The all-acoustic "Highland's Apparition," while a simple chord progression, is another clear album highlight because it's the first acoustic Chevelle track that isn't boring and directionless (much unlike "Bend the Bracket" from This Type of Thinking...
), and the aggressive "Letter from a Thief," which surprisingly highlights Bernardini, is reminiscent of a Point #1
/Wonder What's Next
Chevelle with its effect-laden guitars and rougher, less-polished production.
Regrettably, the rest of the record is more or less old hat for Chevelle. "Jars" is a suspect pick for a radio single despite it having one of the stronger choruses on Sci-Fi Crimes
("We both can't become the same pawn that's made to fall" is delivered with such conviction that it's almost unfair to criticize the song's restrained, paint-by-numbers approach), and I apparently missed the memo that "Fell Into Your Shoes" has any redeeming quality to it, just like I evidently missed the memo that Sci-Fi Crimes
is Chevelle's end-all/be-all record. Perhaps the album is damned by its unmemorable track ordering - the dead space between "Highland's Apparition" and "This Circus" cannot be overstated; similarly, not including "Interlewd," there are only ten songs on the record, with half or more than half sounding like anything you'd expect from Chevelle. Depending on your philosophy, you can call Chevelle consistent or you can claim they're playing it safe. One thing's for certain, though: Sci-Fi Crimes
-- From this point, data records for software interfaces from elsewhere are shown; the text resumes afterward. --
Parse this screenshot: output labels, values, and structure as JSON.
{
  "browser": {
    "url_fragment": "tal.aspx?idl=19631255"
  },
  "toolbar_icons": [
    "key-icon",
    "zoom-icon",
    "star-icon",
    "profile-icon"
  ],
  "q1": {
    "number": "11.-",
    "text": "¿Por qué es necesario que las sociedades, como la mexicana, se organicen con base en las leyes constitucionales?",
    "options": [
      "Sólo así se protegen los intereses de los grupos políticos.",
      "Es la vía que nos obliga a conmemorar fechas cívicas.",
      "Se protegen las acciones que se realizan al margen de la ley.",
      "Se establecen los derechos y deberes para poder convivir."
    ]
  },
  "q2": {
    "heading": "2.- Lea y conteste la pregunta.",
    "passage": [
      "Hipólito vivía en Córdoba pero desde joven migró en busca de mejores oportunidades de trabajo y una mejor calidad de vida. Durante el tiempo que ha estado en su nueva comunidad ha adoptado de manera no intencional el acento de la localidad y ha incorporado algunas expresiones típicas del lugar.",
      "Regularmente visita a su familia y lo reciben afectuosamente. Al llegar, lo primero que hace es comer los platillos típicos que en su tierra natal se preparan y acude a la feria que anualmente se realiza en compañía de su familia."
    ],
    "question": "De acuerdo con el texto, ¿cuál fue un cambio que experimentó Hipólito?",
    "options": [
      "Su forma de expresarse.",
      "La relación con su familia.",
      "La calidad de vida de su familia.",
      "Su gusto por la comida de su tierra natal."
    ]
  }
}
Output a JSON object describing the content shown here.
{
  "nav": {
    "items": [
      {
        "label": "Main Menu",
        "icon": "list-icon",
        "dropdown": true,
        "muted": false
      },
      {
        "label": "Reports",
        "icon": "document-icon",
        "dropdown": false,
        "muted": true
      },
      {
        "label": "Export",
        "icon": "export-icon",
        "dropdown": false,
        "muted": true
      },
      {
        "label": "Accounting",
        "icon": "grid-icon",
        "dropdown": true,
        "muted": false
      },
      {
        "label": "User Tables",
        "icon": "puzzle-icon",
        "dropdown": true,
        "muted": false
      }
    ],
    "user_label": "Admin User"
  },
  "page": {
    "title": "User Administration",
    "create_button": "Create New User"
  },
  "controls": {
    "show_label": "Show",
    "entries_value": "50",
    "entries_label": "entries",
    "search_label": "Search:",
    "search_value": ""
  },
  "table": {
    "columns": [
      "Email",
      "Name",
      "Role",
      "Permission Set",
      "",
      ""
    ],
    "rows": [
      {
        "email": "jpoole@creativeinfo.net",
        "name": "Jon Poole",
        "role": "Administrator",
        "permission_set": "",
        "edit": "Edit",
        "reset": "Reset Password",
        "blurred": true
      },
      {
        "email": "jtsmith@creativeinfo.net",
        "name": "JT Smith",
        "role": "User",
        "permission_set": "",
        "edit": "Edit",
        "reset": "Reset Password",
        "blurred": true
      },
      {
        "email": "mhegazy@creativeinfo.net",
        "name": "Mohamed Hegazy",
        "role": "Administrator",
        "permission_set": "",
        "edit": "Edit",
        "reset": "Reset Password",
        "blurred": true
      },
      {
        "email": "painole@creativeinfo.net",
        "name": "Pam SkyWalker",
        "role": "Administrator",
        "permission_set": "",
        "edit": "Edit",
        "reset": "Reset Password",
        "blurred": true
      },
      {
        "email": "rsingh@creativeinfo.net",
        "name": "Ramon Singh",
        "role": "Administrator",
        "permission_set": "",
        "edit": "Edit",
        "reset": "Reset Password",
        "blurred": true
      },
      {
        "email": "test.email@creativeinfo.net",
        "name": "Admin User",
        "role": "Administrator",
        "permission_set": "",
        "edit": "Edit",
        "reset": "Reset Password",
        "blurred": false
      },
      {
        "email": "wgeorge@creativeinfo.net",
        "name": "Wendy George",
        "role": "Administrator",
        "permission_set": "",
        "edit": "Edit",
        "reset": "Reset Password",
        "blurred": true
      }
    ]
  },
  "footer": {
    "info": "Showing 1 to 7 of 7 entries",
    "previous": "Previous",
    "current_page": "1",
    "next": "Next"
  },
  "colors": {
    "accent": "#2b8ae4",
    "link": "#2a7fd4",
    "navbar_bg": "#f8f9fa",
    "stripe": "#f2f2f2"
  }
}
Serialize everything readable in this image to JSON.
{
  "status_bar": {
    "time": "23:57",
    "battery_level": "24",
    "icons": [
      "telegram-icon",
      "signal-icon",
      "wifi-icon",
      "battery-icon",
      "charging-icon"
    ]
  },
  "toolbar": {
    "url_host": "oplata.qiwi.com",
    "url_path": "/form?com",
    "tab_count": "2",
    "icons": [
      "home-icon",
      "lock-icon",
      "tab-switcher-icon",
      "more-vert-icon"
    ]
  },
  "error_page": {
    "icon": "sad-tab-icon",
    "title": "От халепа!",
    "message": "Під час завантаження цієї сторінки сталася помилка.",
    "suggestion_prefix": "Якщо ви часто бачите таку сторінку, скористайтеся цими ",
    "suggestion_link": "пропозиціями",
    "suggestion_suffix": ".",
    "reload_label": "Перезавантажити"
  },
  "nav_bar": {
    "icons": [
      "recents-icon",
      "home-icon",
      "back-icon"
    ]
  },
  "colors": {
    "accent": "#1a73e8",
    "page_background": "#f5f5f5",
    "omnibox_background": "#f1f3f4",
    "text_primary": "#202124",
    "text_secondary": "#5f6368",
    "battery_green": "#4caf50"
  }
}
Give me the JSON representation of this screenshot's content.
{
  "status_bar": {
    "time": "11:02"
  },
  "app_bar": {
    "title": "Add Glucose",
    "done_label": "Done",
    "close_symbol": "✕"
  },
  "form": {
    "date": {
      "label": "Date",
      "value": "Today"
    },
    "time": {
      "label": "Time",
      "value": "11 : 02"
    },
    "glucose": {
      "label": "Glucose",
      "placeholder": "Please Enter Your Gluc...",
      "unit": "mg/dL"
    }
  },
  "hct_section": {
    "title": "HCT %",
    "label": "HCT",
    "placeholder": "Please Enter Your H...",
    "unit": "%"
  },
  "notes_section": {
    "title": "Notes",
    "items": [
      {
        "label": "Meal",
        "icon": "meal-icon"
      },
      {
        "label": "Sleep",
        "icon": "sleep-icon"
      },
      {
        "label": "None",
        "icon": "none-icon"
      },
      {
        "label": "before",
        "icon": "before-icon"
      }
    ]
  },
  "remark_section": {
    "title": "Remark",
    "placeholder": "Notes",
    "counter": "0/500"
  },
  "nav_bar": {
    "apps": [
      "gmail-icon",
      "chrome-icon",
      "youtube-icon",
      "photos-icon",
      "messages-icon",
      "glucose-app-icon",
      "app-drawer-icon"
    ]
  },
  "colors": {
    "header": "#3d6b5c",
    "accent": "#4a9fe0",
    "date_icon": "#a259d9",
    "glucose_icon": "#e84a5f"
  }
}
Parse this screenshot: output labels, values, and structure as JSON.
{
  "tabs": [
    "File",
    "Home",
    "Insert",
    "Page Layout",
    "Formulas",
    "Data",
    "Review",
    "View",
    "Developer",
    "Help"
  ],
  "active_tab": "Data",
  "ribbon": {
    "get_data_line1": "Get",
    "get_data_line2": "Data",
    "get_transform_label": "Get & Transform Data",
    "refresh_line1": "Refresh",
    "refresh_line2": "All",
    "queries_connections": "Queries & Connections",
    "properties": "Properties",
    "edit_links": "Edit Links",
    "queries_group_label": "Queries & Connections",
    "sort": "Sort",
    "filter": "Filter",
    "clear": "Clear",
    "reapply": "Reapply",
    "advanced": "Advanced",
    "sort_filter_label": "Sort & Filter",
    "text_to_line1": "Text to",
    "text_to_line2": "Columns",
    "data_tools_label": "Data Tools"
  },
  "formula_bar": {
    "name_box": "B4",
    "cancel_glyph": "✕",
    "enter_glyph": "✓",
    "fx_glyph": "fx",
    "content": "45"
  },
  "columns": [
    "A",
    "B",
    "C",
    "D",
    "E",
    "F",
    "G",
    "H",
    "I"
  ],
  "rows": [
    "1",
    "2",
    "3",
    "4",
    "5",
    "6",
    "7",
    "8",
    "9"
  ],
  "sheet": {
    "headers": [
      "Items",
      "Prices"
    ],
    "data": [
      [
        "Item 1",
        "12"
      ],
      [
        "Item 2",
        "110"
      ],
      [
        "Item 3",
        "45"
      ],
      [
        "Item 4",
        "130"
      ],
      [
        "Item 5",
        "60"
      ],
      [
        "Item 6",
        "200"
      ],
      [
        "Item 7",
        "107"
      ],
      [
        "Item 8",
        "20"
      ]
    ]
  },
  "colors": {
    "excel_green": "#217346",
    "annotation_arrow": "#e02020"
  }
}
is a solid, above-average record, but it is not Chevelle's magnum opus; aside from two or three songs, it has a certain air of familiarity that doesn't warrant the unfounded high praise it has received so far.
Letter from a Thief